Old 1 week ago
  #26
Lives for gear
 

If you can't walk up to a pair of 1200s and a Mixer and get down with a crate of Vinyl, you ought not call yourself a DJ. Don't even get me started regarding TempoSync...

I don't mind digital mixing, I'm quite adept with Traktor and a Numark NS6, and such tools have their place, but they're no substitute for the real thing and never will be.

90% of today's "DJs" aren't. They're "playlist makers", and button mashers, channeling their best Nick and Nora or High Fidelity alternate storyline.
Old 1 week ago
  #27
Lives for gear
 
e6400ultra's Avatar
 

Not impressed with digital "DJs". Spinning vinyl rules.

Those digital setups were made for hand wavers.
Old 1 week ago
  #28
Gear Nut
 
locojohn's Avatar
Quote:
Originally Posted by breakmixer View Post
What's wrong with good 'Technics' styled - Reeloop RP-7000 decks, look the part and perform just as well, mine are silver.
It’s day and night when compared to the SL-1200. Reloops have their flaws. For example, they are much more sensitive to vibration, it’s more difficult to beat match than with Technics and overall feel is rather cheap. I’ve played with Reloop turntables this summer, but I don’t remember if the model was the one you mentioned.

It’s just not the same thing as Technics decks, by far.

Andrejs
Old 1 week ago
  #29
Lives for gear
 

Quote:
Originally Posted by Yoozer View Post
That's strange.
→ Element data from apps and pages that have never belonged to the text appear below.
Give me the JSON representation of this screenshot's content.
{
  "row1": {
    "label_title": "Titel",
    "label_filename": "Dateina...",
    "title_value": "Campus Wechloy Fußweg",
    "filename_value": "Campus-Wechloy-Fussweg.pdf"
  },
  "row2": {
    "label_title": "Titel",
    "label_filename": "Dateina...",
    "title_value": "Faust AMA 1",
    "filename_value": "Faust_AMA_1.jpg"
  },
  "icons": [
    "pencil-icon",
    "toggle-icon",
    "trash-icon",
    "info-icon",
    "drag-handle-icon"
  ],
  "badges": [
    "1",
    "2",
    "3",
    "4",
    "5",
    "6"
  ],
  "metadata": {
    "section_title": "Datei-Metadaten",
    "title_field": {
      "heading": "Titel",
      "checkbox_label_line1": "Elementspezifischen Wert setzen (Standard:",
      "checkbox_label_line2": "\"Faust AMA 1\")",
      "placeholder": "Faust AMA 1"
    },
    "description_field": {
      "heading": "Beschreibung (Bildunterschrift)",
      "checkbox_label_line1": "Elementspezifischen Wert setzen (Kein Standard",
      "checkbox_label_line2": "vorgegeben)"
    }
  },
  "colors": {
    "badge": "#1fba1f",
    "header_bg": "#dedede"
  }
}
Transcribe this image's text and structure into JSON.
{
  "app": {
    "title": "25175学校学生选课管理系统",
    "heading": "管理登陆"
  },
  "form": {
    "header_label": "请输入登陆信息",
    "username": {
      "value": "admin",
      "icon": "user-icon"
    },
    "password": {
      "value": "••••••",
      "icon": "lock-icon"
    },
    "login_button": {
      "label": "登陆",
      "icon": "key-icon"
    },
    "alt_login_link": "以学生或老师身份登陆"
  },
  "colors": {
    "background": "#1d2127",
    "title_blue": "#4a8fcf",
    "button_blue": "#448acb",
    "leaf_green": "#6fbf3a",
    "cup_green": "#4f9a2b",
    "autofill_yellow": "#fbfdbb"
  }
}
All digital DJ software will happily beatmatch for you, which elevates it from a skill you needed to master to the lowest expectation. Or do you mean that they match but fail to account for bars and measures or the 4/8/16 thing?



Wouldn't dare - the people doing everything on their smartphone will probably call anyone a dinosaur who still drags an entire laptop to a gig

i think this is transferable to music production.

depending on how you do it of course. i still match vox and loops by ear with samplers.

a bit like a dinosaur.

but on a plus side you sometimes get those happy little accidents being slightly off can swing your groove a bit.
Old 1 week ago
  #30
Lives for gear
 

Quote:
Originally Posted by locojohn View Post
It’s day and night when compared to the SL-1200. Reloops have their flaws. For example, they are much more sensitive to vibration, it’s more difficult to beat match than with Technics and overall feel is rather cheap. I’ve played with Reloop turntables this summer, but I don’t remember if the model was the one you mentioned.

It’s just not the same thing as Technics decks, by far.

Andrejs
ERM, you can't remember if its the same model? Well considering the models vary so much in quality and I'm only recommending RP-7000 models. I also owned in the past 1989-1993 SL1200s, the Reloop RP7000 can't beatmatch with them???? I could upload mixes I've done on these decks that are beatmatched fine?
Post Reply

Welcome to the Gearslutz Pro Audio Community!

Registration benefits include:
  • The ability to reply to and create new discussions
  • Access to members-only giveaways & competitions
  • Interact with VIP industry experts in our guest Q&As
  • Access to members-only sub forum discussions
  • Access to members-only Chat Room
  • Get INSTANT ACCESS to the world's best private pro audio Classifieds for only USD $20/year
  • Promote your eBay auctions and Reverb.com listings for free
  • Remove this message!
You need an account to post a reply. Create a username and password below and an account will be created and your post entered.


 
 
Slide to join now Processing…
Thread Tools
Search this Thread
Search this Thread:

Advanced Search
Forum Jump
Forum Jump